_REQUIRED WORK_
Which lines of the entries contain the word "content"? Please list them.

BEGIN RECORDS FOR THIS EXERCISE

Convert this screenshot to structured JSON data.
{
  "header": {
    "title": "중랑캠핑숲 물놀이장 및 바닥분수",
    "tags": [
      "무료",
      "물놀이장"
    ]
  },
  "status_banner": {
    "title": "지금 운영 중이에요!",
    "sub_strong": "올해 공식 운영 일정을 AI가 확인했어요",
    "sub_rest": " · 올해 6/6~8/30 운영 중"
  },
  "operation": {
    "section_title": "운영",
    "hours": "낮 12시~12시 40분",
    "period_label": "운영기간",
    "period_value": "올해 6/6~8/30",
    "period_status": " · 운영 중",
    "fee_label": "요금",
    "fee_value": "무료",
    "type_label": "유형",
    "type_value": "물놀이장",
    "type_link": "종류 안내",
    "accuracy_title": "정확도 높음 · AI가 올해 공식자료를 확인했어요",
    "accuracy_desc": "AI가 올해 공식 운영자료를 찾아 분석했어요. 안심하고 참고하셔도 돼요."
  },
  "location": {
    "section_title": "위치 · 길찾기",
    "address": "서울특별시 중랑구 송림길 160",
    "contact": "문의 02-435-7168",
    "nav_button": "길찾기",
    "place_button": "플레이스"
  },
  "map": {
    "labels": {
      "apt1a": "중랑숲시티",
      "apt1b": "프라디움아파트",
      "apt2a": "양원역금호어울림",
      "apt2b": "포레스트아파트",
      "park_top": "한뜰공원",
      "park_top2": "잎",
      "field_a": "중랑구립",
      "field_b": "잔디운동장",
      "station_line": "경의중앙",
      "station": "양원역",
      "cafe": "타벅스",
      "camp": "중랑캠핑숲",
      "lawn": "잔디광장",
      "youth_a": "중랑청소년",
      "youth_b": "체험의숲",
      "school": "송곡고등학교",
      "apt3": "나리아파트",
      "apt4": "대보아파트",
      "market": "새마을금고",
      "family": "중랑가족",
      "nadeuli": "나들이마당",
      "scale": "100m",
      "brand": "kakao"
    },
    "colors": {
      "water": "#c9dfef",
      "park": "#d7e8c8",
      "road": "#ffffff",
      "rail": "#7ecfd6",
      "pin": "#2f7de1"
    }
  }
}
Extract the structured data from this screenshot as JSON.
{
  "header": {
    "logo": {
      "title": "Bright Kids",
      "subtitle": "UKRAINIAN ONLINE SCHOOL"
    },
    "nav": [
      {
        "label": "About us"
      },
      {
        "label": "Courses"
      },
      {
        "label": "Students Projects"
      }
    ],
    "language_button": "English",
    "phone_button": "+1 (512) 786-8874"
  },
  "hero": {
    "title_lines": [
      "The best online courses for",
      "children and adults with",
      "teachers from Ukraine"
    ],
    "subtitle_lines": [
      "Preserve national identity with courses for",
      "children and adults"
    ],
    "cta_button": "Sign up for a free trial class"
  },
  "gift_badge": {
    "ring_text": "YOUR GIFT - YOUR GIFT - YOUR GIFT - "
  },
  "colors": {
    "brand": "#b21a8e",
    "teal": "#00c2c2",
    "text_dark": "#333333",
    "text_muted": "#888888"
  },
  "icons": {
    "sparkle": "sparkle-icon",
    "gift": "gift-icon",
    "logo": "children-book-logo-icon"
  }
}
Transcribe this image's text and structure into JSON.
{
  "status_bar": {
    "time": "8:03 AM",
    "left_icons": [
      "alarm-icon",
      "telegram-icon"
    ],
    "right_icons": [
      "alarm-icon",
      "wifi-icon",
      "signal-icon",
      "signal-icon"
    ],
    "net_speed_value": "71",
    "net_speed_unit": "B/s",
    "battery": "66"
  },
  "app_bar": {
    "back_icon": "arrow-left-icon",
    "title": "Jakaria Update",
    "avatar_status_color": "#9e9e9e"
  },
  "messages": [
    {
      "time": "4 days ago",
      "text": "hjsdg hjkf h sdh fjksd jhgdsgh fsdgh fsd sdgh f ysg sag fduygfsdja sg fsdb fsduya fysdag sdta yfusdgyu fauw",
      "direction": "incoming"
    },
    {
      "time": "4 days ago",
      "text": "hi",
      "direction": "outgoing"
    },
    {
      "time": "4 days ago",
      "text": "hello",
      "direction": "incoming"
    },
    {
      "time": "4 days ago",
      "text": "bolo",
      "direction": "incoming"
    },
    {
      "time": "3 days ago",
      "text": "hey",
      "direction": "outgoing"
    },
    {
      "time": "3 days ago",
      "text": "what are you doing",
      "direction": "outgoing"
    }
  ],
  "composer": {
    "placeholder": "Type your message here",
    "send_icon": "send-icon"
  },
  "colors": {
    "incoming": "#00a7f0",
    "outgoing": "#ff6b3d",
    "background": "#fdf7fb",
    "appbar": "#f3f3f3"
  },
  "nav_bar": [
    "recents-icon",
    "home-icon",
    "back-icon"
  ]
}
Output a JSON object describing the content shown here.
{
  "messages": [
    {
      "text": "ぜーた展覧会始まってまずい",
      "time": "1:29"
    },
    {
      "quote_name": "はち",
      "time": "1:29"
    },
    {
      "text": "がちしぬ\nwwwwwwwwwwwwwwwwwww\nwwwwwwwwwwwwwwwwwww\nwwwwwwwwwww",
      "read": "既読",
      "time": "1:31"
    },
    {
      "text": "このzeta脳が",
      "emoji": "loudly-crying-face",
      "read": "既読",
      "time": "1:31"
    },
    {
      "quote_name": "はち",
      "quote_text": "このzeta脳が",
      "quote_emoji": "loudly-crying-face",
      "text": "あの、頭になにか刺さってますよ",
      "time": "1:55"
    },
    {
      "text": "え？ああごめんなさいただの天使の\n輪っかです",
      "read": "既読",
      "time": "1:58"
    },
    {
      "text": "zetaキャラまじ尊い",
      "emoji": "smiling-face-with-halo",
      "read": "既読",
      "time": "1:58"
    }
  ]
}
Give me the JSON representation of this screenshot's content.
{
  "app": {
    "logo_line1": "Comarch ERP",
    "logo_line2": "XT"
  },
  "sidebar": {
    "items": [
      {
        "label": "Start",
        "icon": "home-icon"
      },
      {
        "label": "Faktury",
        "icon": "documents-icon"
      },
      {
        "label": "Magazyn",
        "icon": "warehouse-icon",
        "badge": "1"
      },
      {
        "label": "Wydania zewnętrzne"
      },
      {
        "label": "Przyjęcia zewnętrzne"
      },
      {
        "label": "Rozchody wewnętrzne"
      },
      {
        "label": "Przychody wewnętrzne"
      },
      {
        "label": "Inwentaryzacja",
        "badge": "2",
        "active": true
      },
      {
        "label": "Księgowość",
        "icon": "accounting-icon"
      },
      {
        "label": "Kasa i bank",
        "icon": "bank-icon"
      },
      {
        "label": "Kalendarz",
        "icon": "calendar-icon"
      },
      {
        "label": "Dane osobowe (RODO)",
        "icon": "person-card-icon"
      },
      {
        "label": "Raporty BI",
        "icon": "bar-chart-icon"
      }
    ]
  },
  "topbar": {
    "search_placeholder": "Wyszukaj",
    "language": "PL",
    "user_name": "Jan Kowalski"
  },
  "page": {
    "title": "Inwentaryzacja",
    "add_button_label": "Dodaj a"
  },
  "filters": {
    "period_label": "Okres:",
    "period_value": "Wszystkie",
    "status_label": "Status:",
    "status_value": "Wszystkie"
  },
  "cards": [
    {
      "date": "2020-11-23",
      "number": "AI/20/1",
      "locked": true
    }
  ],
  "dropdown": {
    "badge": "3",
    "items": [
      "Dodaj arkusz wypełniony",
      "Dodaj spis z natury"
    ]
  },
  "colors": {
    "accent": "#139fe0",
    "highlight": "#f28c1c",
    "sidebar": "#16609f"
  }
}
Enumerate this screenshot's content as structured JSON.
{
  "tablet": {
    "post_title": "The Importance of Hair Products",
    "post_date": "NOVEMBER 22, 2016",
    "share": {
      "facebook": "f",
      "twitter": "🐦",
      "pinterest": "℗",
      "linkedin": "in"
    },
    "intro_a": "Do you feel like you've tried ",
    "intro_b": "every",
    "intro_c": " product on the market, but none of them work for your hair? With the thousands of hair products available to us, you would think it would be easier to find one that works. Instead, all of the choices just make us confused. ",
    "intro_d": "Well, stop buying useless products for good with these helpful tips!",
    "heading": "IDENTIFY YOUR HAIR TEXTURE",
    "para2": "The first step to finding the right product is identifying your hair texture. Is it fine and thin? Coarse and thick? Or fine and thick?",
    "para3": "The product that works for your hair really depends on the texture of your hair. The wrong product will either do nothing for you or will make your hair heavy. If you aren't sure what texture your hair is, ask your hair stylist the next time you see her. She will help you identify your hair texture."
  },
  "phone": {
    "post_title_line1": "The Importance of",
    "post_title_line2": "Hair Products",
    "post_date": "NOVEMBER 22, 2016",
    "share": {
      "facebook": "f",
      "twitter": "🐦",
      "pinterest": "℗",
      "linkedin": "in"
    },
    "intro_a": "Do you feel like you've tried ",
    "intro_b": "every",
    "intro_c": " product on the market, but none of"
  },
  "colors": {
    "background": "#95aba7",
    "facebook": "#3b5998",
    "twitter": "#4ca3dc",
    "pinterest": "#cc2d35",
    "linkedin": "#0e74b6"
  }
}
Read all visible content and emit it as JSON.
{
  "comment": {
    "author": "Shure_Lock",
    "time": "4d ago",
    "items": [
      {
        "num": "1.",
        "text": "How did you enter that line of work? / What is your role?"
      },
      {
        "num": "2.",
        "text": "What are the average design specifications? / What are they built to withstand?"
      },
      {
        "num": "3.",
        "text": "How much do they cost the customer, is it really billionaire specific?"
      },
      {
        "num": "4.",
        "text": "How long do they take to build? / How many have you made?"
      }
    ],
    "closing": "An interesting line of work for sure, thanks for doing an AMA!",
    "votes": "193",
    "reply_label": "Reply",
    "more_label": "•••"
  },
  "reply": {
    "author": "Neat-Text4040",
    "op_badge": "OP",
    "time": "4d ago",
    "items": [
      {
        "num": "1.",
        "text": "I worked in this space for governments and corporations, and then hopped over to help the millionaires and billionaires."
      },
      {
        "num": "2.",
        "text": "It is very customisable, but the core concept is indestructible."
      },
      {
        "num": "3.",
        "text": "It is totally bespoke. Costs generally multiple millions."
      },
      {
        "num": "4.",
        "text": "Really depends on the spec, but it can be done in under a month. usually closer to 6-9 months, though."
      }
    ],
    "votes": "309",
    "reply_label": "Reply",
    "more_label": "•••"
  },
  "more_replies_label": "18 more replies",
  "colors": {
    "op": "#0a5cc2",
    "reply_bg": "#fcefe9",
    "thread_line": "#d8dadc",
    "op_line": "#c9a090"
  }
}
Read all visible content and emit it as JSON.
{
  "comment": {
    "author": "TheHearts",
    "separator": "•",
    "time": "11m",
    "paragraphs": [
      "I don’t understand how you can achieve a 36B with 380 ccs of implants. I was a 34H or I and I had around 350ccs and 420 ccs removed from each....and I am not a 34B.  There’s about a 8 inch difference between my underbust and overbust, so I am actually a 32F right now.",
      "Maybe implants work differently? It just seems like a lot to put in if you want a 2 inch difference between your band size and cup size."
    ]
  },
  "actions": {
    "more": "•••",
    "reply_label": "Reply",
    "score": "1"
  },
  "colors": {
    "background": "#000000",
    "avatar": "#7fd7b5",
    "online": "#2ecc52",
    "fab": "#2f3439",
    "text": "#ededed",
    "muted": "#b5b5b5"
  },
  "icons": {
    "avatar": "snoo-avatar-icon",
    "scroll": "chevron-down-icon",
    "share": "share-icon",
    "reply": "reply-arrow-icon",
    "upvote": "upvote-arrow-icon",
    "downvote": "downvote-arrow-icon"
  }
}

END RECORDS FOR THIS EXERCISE

_SOLUTION BELOW_
Output a JSON object describing the content shown here.
Give me the JSON representation of this screenshot's content.
Enumerate this screenshot's content as structured JSON.
Read all visible content and emit it as JSON.
Read all visible content and emit it as JSON.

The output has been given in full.